The title is less mysterious than it might seem. Zennor is a tiny town near St. Ives in Cornwall where D. H. Lawrence leased a secluded cottage in 1916 and 1917. The Darkness is of course the First World War, which claimed the young men of the county, brought German U-Boats to their shores, and set the suspicious villagers against Lawrence, his strange pacifist ways, and his German wife Frieda von Richthofen (a distant cousin of the celebrated Red Baron). Also straddling the gap between two worlds is Clare Coyne and her widowed father Francis, an impoverished younger son of minor Catholic aristocracy, whose wife, a former lady's maid, died of TB while Clare was still an infant, leaving her to be brought up mainly by her extended family in this Cornish town, people of good heart but a different class and religion from her father. But while Francis Coyne lives in isolation on dwindling investments, writing a book on local botany, Clare leads a full life among her relatives and friends, developing her talents as an artist, and eventually striking up a friendship with Lawrence himself.

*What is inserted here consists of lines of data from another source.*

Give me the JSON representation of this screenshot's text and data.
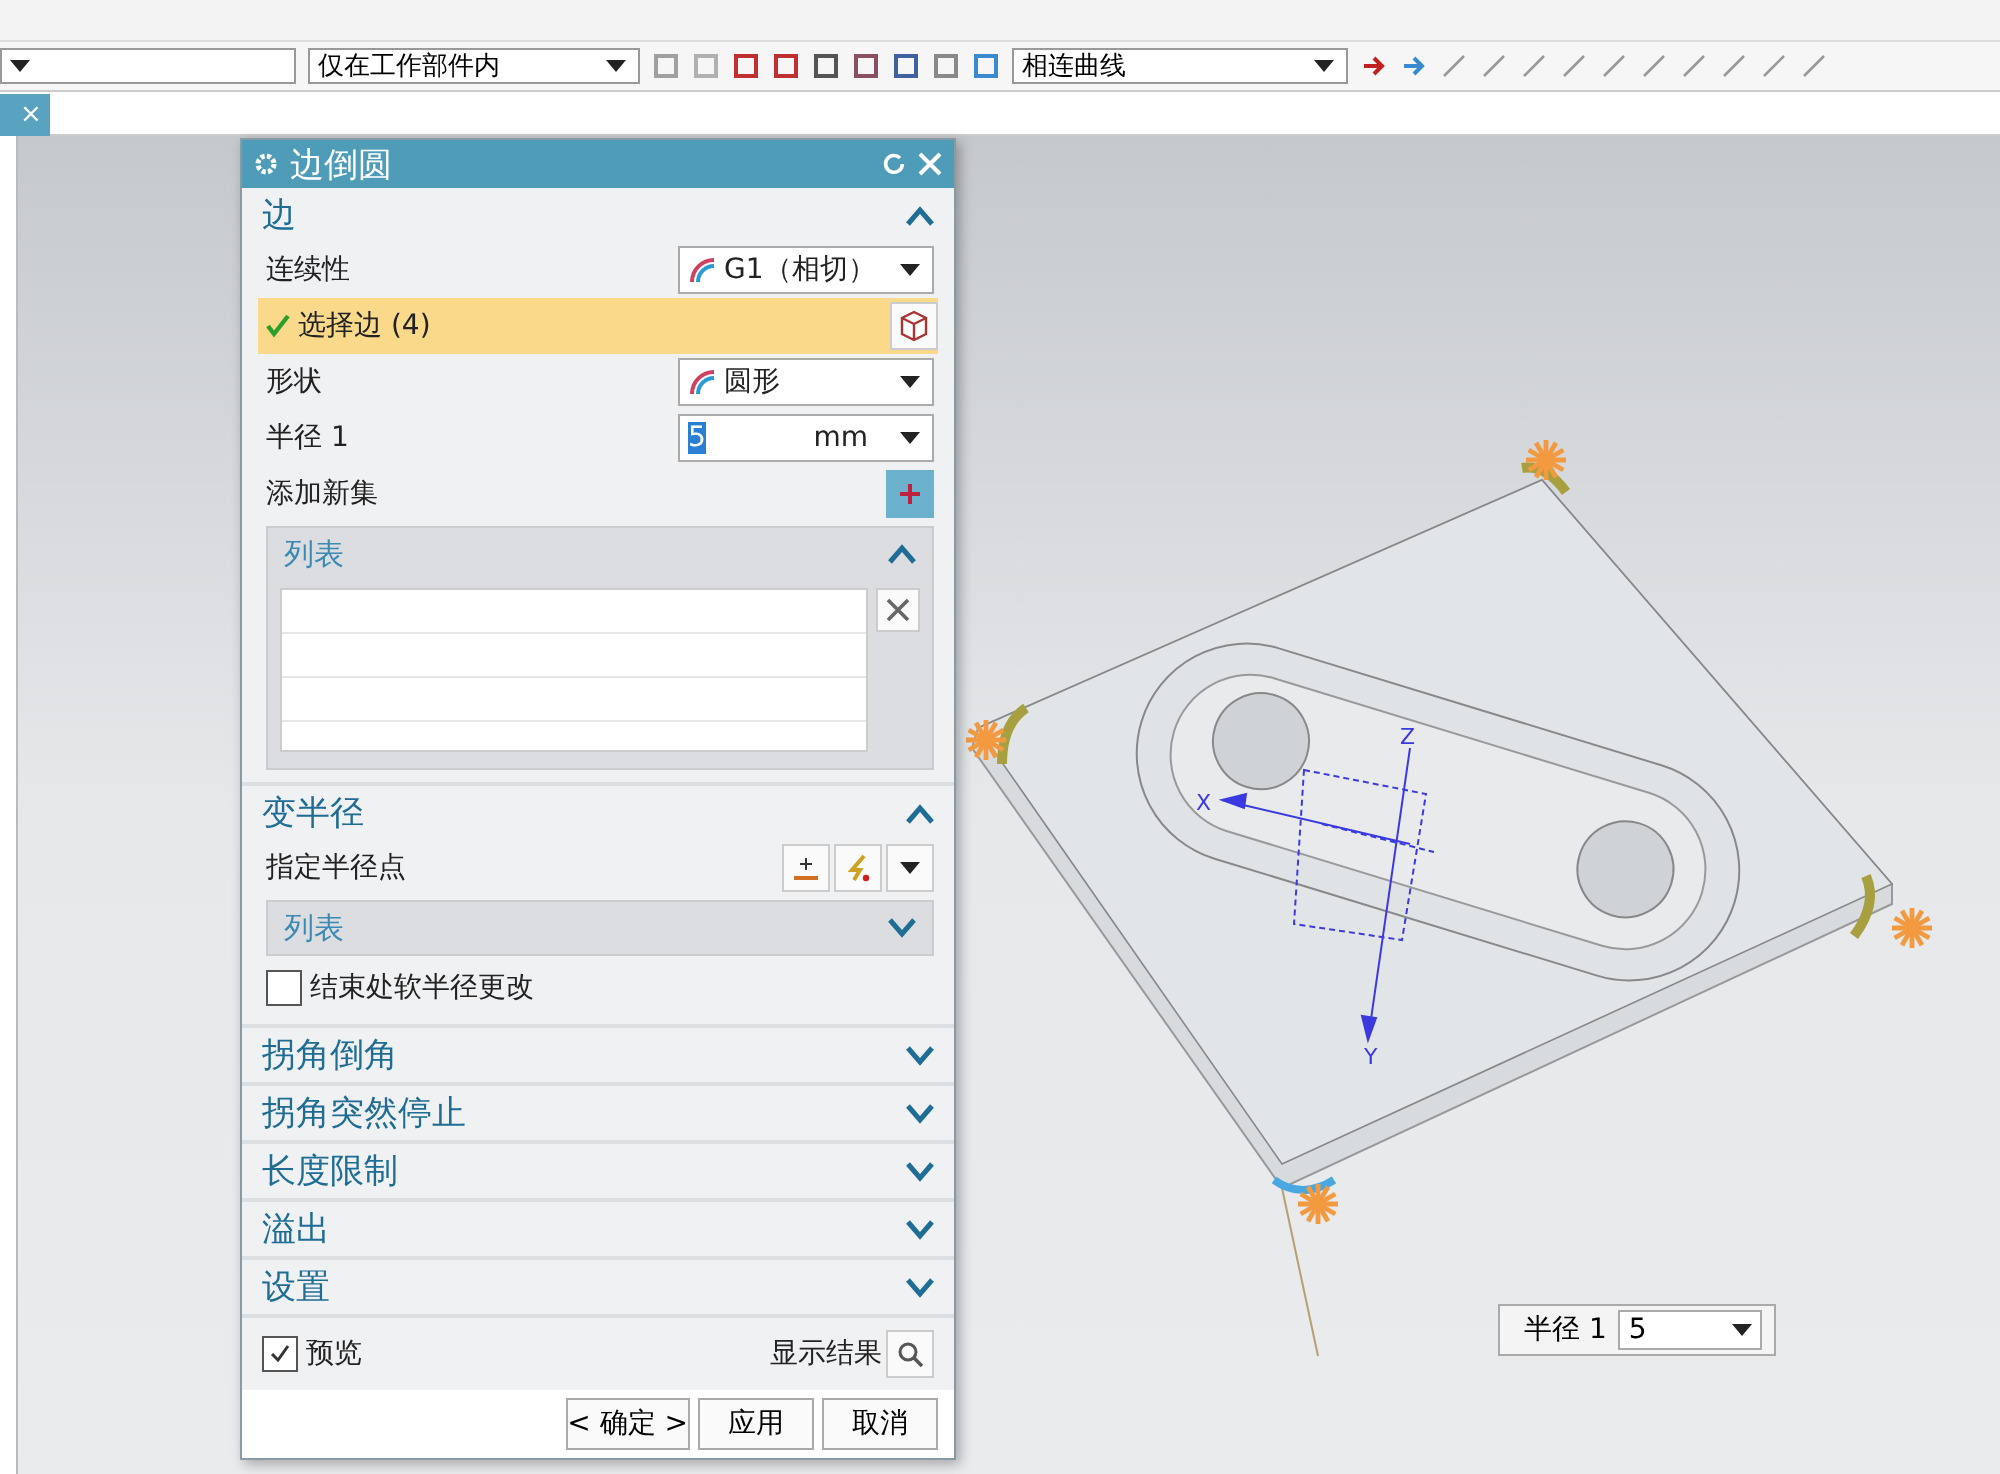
{
  "toolbar": {
    "scope_combo": "仅在工作部件内",
    "curve_rule_combo": "相连曲线"
  },
  "tab_strip": {
    "close_glyph": "×"
  },
  "dialog": {
    "title": "边倒圆",
    "sections": [
      {
        "title": "边",
        "expanded": true,
        "rows": [
          {
            "kind": "dropdown",
            "label": "连续性",
            "value": "G1（相切）"
          },
          {
            "kind": "selection",
            "label": "选择边 (4)",
            "complete": true
          },
          {
            "kind": "dropdown",
            "label": "形状",
            "value": "圆形"
          },
          {
            "kind": "value_field",
            "label": "半径 1",
            "value": "5",
            "unit": "mm"
          },
          {
            "kind": "add_set",
            "label": "添加新集"
          },
          {
            "kind": "list_group",
            "label": "列表",
            "expanded": true
          }
        ]
      },
      {
        "title": "变半径",
        "expanded": true,
        "rows": [
          {
            "kind": "point_picker",
            "label": "指定半径点"
          },
          {
            "kind": "list_group",
            "label": "列表",
            "expanded": false
          },
          {
            "kind": "checkbox",
            "label": "结束处软半径更改",
            "checked": false
          }
        ]
      },
      {
        "title": "拐角倒角",
        "expanded": false
      },
      {
        "title": "拐角突然停止",
        "expanded": false
      },
      {
        "title": "长度限制",
        "expanded": false
      },
      {
        "title": "溢出",
        "expanded": false
      },
      {
        "title": "设置",
        "expanded": false
      }
    ],
    "preview": {
      "label": "预览",
      "checked": true
    },
    "show_result": "显示结果",
    "buttons": [
      "< 确定 >",
      "应用",
      "取消"
    ]
  },
  "viewport": {
    "axis_labels": [
      "X",
      "Y",
      "Z"
    ],
    "radius_label": {
      "label": "半径 1",
      "value": "5"
    }
  }
}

Zennor is a lovely place, with bracing cliff landscapes and sea air, beautifully evoked by Helen Dunmore. But the darkness is never far from their doors. Telegrams arrive with sickening frequency announcing yet another death. Men return wounded in invisible ways. Passions flare in brief encounters that only reinforce awareness of the destruction taking place just the other side of the Channel. ZENNOR IN DARKNESS ranks with Pat Barker's REGENERATION trilogy as a view of war from the sidelines, helpless but by no means unaffected.

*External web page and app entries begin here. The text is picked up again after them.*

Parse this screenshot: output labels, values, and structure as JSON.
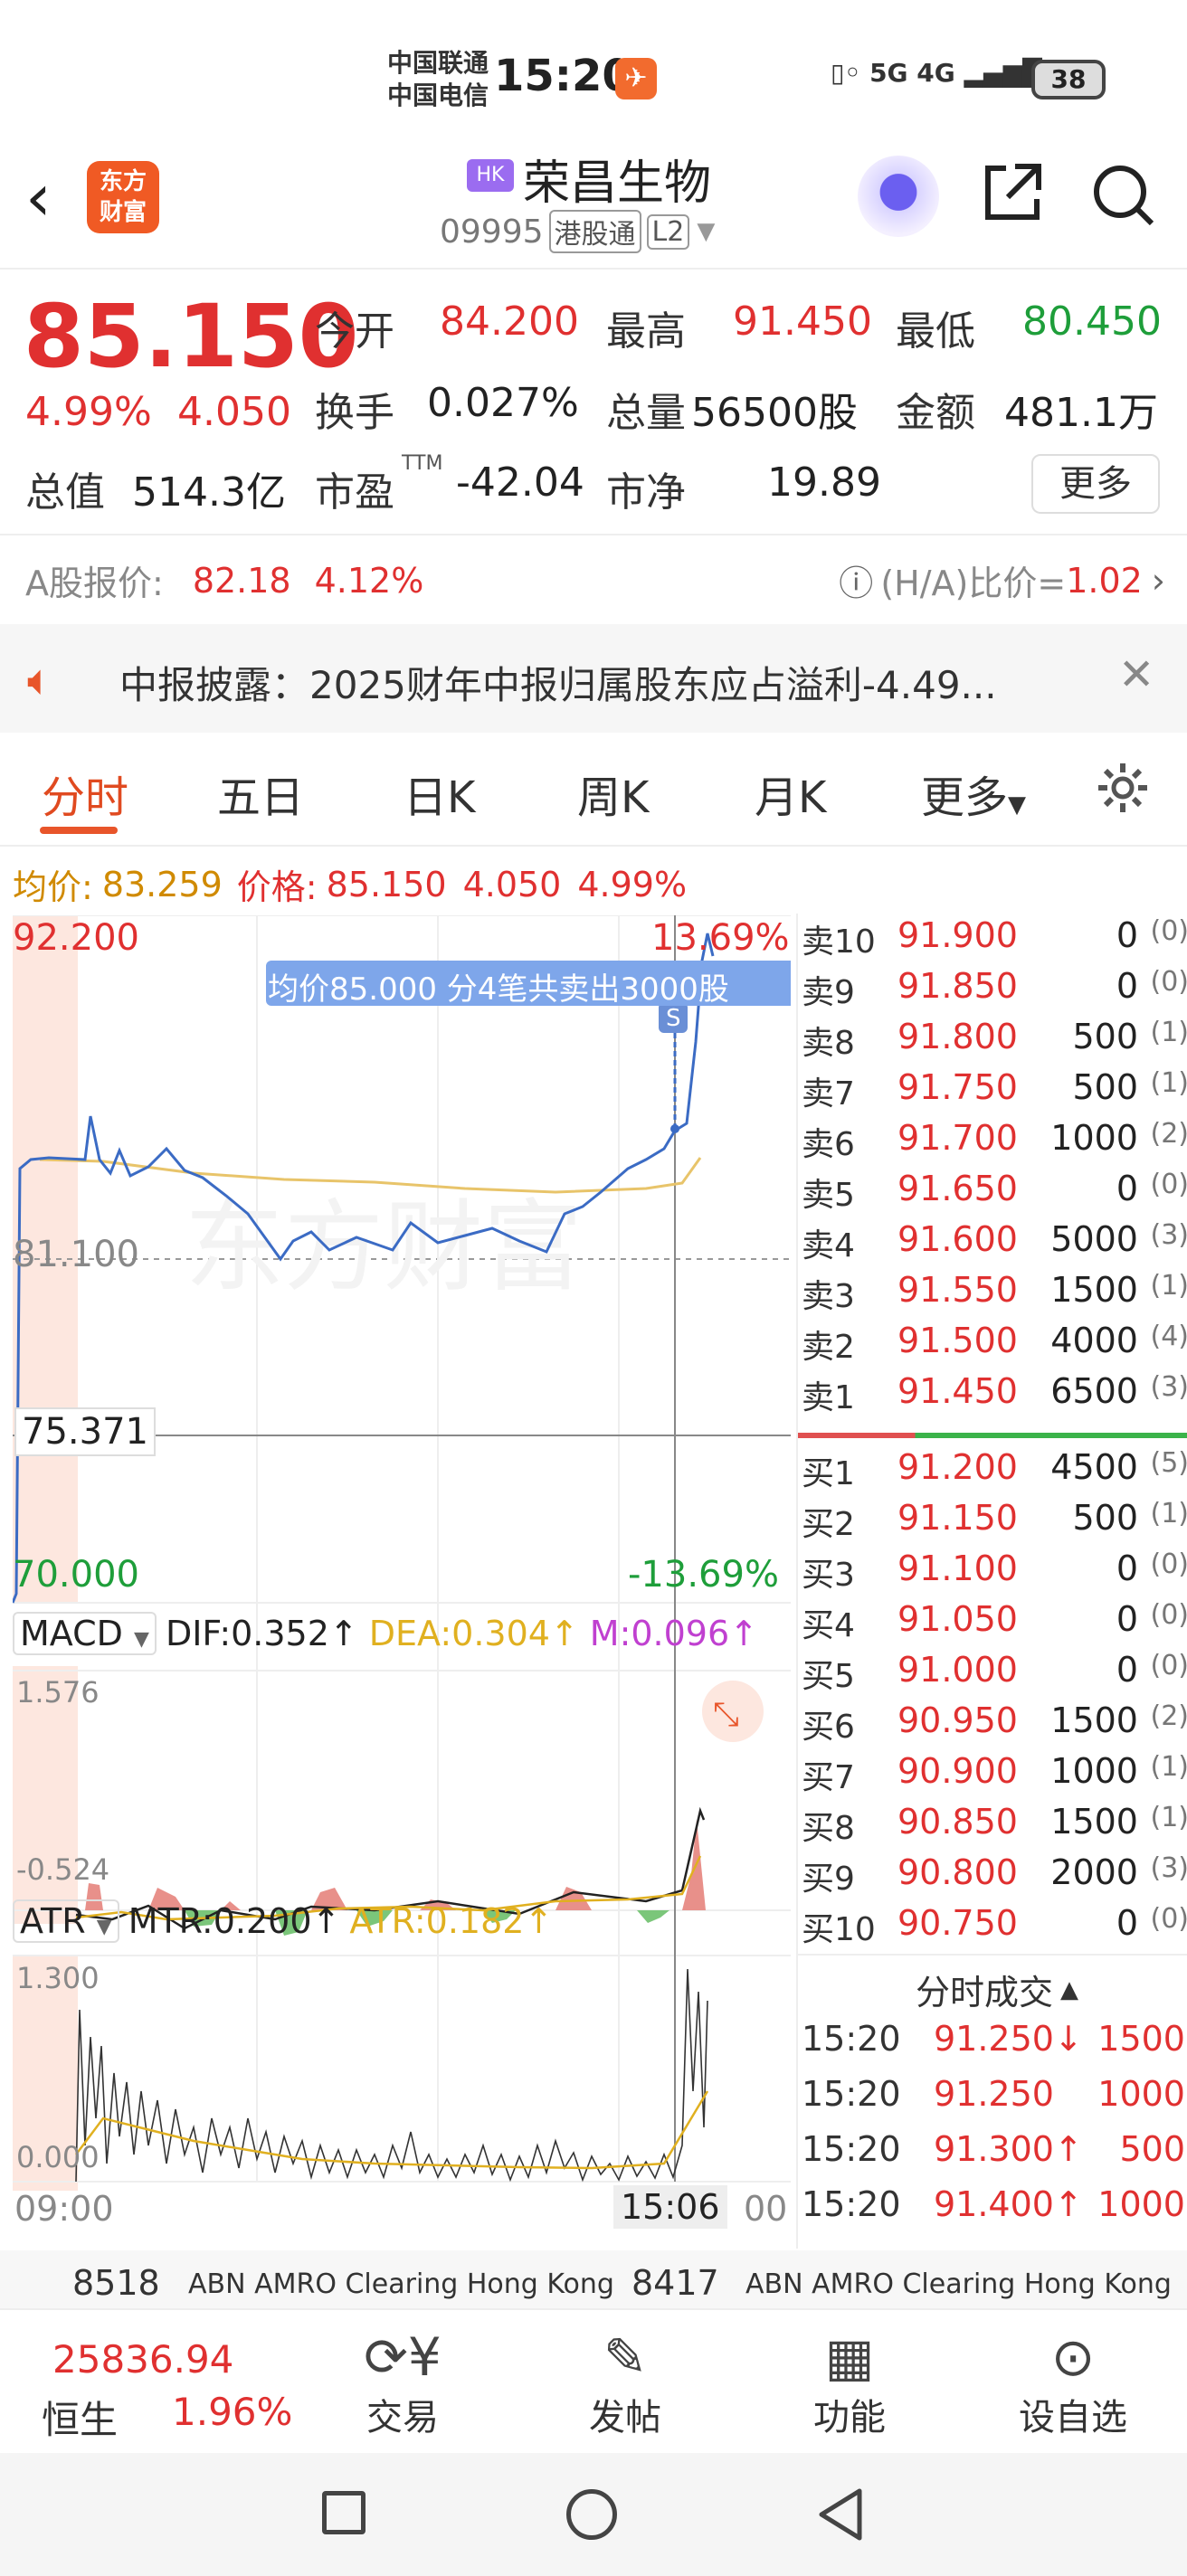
{
  "status": {
    "carrier1": "中国联通",
    "carrier2": "中国电信",
    "time": "15:20",
    "signal": "5G 4G",
    "battery": "38"
  },
  "header": {
    "market_tag": "HK",
    "stock_name": "荣昌生物",
    "code": "09995",
    "channel": "港股通",
    "level": "L2",
    "logo": "东方财富"
  },
  "quote": {
    "price": "85.150",
    "change_pct": "4.99%",
    "change": "4.050",
    "open_label": "今开",
    "open": "84.200",
    "high_label": "最高",
    "high": "91.450",
    "low_label": "最低",
    "low": "80.450",
    "turnover_label": "换手",
    "turnover": "0.027%",
    "volume_label": "总量",
    "volume": "56500股",
    "amount_label": "金额",
    "amount": "481.1万",
    "mcap_label": "总值",
    "mcap": "514.3亿",
    "pe_label": "市盈",
    "pe_sup": "TTM",
    "pe": "-42.04",
    "pb_label": "市净",
    "pb": "19.89",
    "more": "更多"
  },
  "ashare": {
    "label": "A股报价:",
    "price": "82.18",
    "pct": "4.12%",
    "ratio_label": "(H/A)比价=",
    "ratio": "1.02"
  },
  "notice": {
    "text": "中报披露：2025财年中报归属股东应占溢利-4.49..."
  },
  "tabs": [
    "分时",
    "五日",
    "日K",
    "周K",
    "月K",
    "更多"
  ],
  "avgbar": {
    "avg_label": "均价:",
    "avg": "83.259",
    "price_label": "价格:",
    "price": "85.150",
    "change": "4.050",
    "pct": "4.99%"
  },
  "chart": {
    "y_top": "92.200",
    "pct_top": "13.69%",
    "y_mid": "81.100",
    "y_cross": "75.371",
    "y_bottom": "70.000",
    "pct_bottom": "-13.69%",
    "tooltip": "均价85.000  分4笔共卖出3000股",
    "watermark": "东方财富",
    "macd_name": "MACD",
    "dif": "DIF:0.352↑",
    "dea": "DEA:0.304↑",
    "m": "M:0.096↑",
    "macd_top": "1.576",
    "macd_bottom": "-0.524",
    "atr_name": "ATR",
    "mtr": "MTR:0.200↑",
    "atr": "ATR:0.182↑",
    "atr_top": "1.300",
    "atr_bottom": "0.000",
    "time_start": "09:00",
    "time_cross": "15:06",
    "time_end": "00"
  },
  "orderbook": {
    "asks": [
      {
        "label": "卖10",
        "price": "91.900",
        "vol": "0",
        "n": "(0)"
      },
      {
        "label": "卖9",
        "price": "91.850",
        "vol": "0",
        "n": "(0)"
      },
      {
        "label": "卖8",
        "price": "91.800",
        "vol": "500",
        "n": "(1)"
      },
      {
        "label": "卖7",
        "price": "91.750",
        "vol": "500",
        "n": "(1)"
      },
      {
        "label": "卖6",
        "price": "91.700",
        "vol": "1000",
        "n": "(2)"
      },
      {
        "label": "卖5",
        "price": "91.650",
        "vol": "0",
        "n": "(0)"
      },
      {
        "label": "卖4",
        "price": "91.600",
        "vol": "5000",
        "n": "(3)"
      },
      {
        "label": "卖3",
        "price": "91.550",
        "vol": "1500",
        "n": "(1)"
      },
      {
        "label": "卖2",
        "price": "91.500",
        "vol": "4000",
        "n": "(4)"
      },
      {
        "label": "卖1",
        "price": "91.450",
        "vol": "6500",
        "n": "(3)"
      }
    ],
    "bids": [
      {
        "label": "买1",
        "price": "91.200",
        "vol": "4500",
        "n": "(5)"
      },
      {
        "label": "买2",
        "price": "91.150",
        "vol": "500",
        "n": "(1)"
      },
      {
        "label": "买3",
        "price": "91.100",
        "vol": "0",
        "n": "(0)"
      },
      {
        "label": "买4",
        "price": "91.050",
        "vol": "0",
        "n": "(0)"
      },
      {
        "label": "买5",
        "price": "91.000",
        "vol": "0",
        "n": "(0)"
      },
      {
        "label": "买6",
        "price": "90.950",
        "vol": "1500",
        "n": "(2)"
      },
      {
        "label": "买7",
        "price": "90.900",
        "vol": "1000",
        "n": "(1)"
      },
      {
        "label": "买8",
        "price": "90.850",
        "vol": "1500",
        "n": "(1)"
      },
      {
        "label": "买9",
        "price": "90.800",
        "vol": "2000",
        "n": "(3)"
      },
      {
        "label": "买10",
        "price": "90.750",
        "vol": "0",
        "n": "(0)"
      }
    ],
    "ticks_title": "分时成交",
    "ticks": [
      {
        "time": "15:20",
        "price": "91.250↓",
        "vol": "1500"
      },
      {
        "time": "15:20",
        "price": "91.250",
        "vol": "1000"
      },
      {
        "time": "15:20",
        "price": "91.300↑",
        "vol": "500"
      },
      {
        "time": "15:20",
        "price": "91.400↑",
        "vol": "1000"
      }
    ]
  },
  "brokers": {
    "left_code": "8518",
    "left_name": "ABN AMRO Clearing Hong Kong",
    "right_code": "8417",
    "right_name": "ABN AMRO Clearing Hong Kong"
  },
  "bottomnav": {
    "index_value": "25836.94",
    "index_name": "恒生",
    "index_pct": "1.96%",
    "trade": "交易",
    "post": "发帖",
    "function": "功能",
    "watch": "设自选"
  }
}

This is a remarkable achievement by any standard, but as a first [adult] novel it is simply astounding. I can certainly see similarities with her two more recent books that I have read: she will use the WW1 period again in A SPELL OF WINTER, and Clare's Cornish childhood is very similar to that of the heroine in TALKING TO THE DEAD; indeed the power of childhood memories and close familial connections is a powerful theme in all three books. But as opposed to the rather melodramatic plot constructs in those later novels, this one deals with a period that needs no additional drama; its story unfolds naturally, almost inevitably; and its combination of fact and fiction seems effortless. Clare is a beautiful character, and Dunmore's Lawrence shares that edgy charisma that made his thinly-veiled appearance in Aldous Huxley's POINT COUNTER POINT the highlight of that book also. I am eager to see what Dunmore makes of another real-life wartime setting, that of the siege of Leningrad, in her 2002 novel, THE SIEGE.
Braswyn
A visit to St Ives and the surrounding area had introduced me to Zennor and the connections of the place with D H Lawrence. The local museum was very interesting and threw light on D H Lawrence's relationship with his German wife, and the reactions of the local people to the war, especially with an enemy ( Freida, D H Lawrence's partner) living in their midst.

The reviews of the book Zennor in Darkness on Amazon have been positive. I started reading the book, wanting to be enlightened about the Cornish countryside, Zennor, and D H Lawrence and his relationships. After about 40 pages I found my mind was drifting away from the book, and although I did read the book to the end, it was a real struggle, not a book I would like to recommend.

Trying to understand why my reaction is so different from other reviewers, I would like to suggest the following:

The present tense in which most of the book is written does not somehow convey the full impact of any event.

The writer has not been able to convey very powerfully to the reader the darkness of Zennor, the theme of the book.

The relationship between D H Lawrence and Frieda, and of the local people was such a powerful period in Zennor that it could have been turned into a very gripping book. The reason maybe that the author tried to hint at events/relationship, rather focusing on the crucial ones.

I believe later books by Helen Dunmore have been more focussed.
Zennor In Darkness download epub
Contemporary
Author: Helen Dunmore
ISBN: 0140173560
Category: Literature & Fiction
Subcategory: Contemporary
Language: English
Publisher: Penguin UK (May 3, 1994)
Pages: 320 pages